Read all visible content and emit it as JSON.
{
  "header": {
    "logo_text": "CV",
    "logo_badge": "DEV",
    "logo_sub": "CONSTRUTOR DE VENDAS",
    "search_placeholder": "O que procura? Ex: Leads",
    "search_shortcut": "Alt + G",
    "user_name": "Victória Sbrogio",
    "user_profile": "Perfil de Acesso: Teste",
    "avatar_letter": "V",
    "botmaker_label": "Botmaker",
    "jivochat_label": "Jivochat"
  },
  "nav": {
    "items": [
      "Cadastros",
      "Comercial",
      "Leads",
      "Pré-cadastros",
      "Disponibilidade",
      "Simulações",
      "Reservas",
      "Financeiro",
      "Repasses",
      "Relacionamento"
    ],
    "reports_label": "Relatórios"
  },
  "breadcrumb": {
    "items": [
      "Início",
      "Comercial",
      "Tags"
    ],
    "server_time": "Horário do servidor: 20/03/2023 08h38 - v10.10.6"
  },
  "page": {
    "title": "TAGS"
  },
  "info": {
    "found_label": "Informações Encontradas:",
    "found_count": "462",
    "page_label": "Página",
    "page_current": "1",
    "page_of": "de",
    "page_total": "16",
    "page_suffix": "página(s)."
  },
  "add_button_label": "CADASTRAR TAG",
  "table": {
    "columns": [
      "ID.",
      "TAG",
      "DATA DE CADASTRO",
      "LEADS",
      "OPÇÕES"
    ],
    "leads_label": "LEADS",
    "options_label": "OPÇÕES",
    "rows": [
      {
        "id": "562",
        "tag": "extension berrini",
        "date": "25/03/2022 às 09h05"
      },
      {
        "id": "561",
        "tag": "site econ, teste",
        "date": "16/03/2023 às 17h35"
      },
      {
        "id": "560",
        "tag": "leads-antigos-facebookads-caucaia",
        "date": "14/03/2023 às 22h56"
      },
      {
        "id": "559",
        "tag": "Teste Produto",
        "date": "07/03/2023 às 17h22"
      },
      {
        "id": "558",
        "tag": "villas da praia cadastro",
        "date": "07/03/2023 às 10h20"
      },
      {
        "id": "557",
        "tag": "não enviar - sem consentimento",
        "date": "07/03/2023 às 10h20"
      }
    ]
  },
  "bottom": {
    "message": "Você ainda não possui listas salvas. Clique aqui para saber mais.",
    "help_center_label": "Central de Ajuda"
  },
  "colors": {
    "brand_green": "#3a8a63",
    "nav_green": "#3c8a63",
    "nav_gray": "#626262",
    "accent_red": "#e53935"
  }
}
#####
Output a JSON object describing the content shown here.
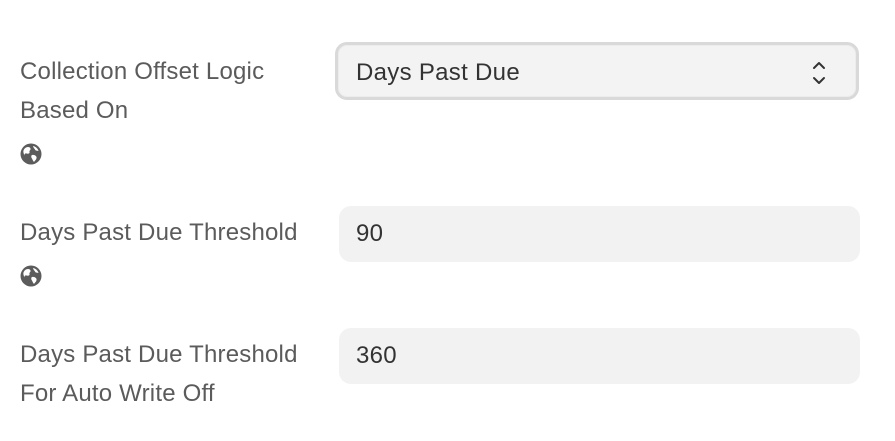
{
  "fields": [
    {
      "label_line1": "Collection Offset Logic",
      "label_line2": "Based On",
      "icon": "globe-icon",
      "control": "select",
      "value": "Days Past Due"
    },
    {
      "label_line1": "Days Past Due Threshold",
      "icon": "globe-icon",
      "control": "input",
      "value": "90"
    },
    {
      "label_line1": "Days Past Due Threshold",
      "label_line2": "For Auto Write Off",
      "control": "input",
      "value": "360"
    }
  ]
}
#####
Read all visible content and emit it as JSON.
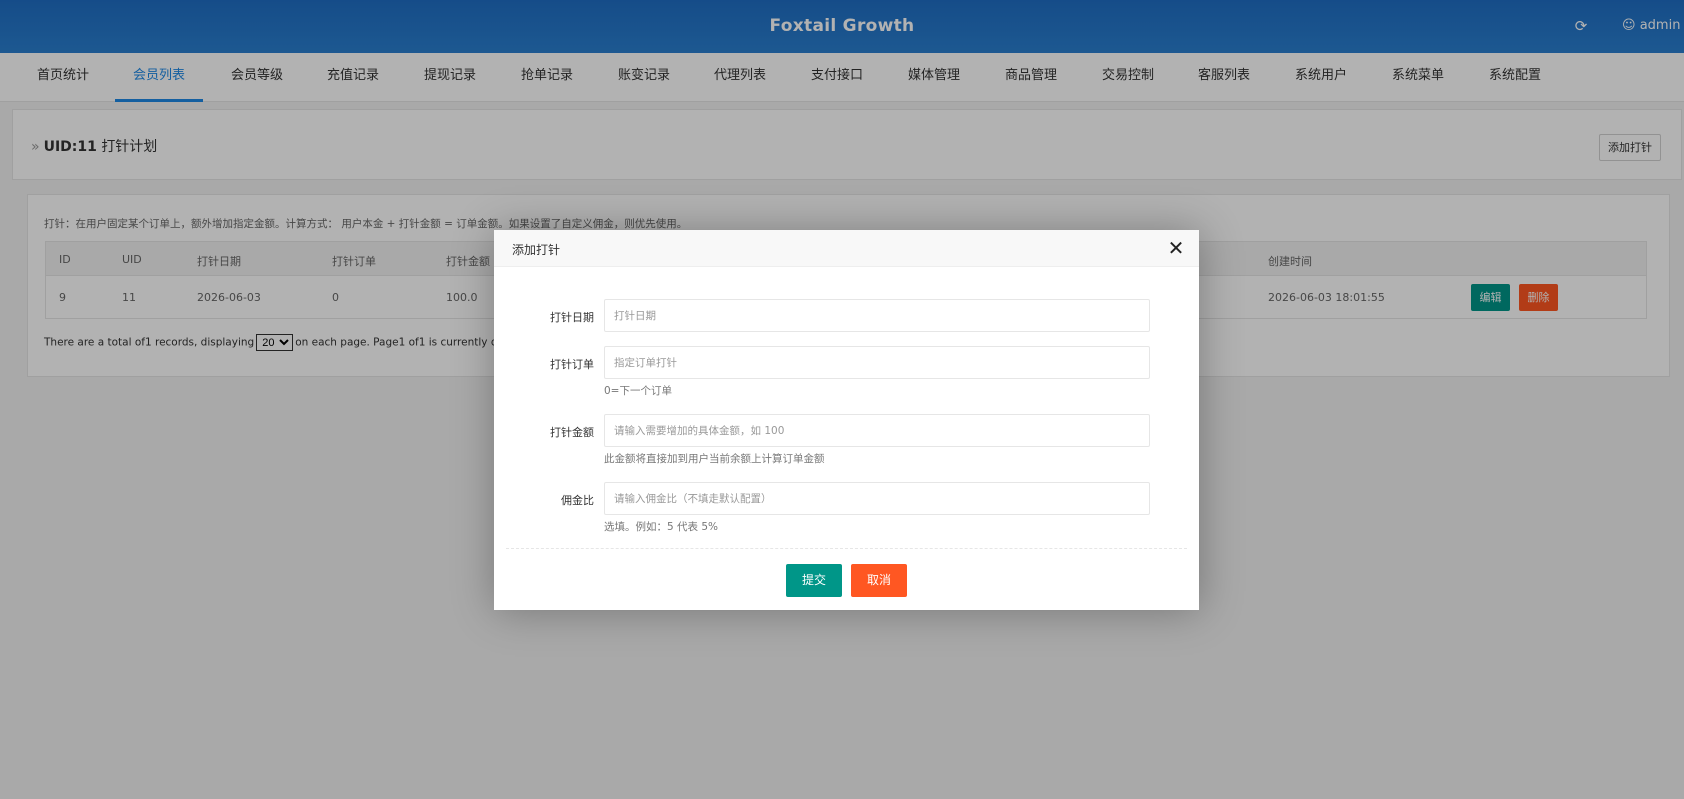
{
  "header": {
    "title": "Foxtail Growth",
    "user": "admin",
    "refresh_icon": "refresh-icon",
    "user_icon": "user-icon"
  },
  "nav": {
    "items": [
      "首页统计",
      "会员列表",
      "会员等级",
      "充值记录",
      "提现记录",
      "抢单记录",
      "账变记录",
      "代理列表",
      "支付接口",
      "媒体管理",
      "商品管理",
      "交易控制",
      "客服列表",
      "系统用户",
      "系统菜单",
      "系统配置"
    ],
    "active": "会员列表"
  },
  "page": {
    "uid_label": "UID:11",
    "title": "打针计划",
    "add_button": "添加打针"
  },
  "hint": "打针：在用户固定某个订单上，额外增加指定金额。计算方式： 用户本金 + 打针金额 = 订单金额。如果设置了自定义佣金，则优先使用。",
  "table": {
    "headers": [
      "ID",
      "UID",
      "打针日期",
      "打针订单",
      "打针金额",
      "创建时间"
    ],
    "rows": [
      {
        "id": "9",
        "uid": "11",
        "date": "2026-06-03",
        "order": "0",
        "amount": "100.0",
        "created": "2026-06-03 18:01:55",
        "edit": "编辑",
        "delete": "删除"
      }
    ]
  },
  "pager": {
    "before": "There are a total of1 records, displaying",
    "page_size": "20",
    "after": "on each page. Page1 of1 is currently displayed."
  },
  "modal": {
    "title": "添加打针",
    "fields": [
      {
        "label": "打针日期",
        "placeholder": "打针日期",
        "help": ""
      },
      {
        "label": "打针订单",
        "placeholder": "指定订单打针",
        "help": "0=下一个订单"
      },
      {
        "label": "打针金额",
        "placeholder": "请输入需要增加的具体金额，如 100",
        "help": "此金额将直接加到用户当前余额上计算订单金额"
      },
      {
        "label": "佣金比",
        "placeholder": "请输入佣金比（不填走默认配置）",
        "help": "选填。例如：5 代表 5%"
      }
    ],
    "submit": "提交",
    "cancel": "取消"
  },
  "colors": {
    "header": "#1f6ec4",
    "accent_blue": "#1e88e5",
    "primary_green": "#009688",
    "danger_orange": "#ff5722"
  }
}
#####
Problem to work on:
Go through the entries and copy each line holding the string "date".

Written solution:
        "date": "25/03/2022 às 09h05"
        "date": "16/03/2023 às 17h35"
        "date": "14/03/2023 às 22h56"
        "date": "07/03/2023 às 17h22"
        "date": "07/03/2023 às 10h20"
        "date": "07/03/2023 às 10h20"
        "date": "2026-06-03",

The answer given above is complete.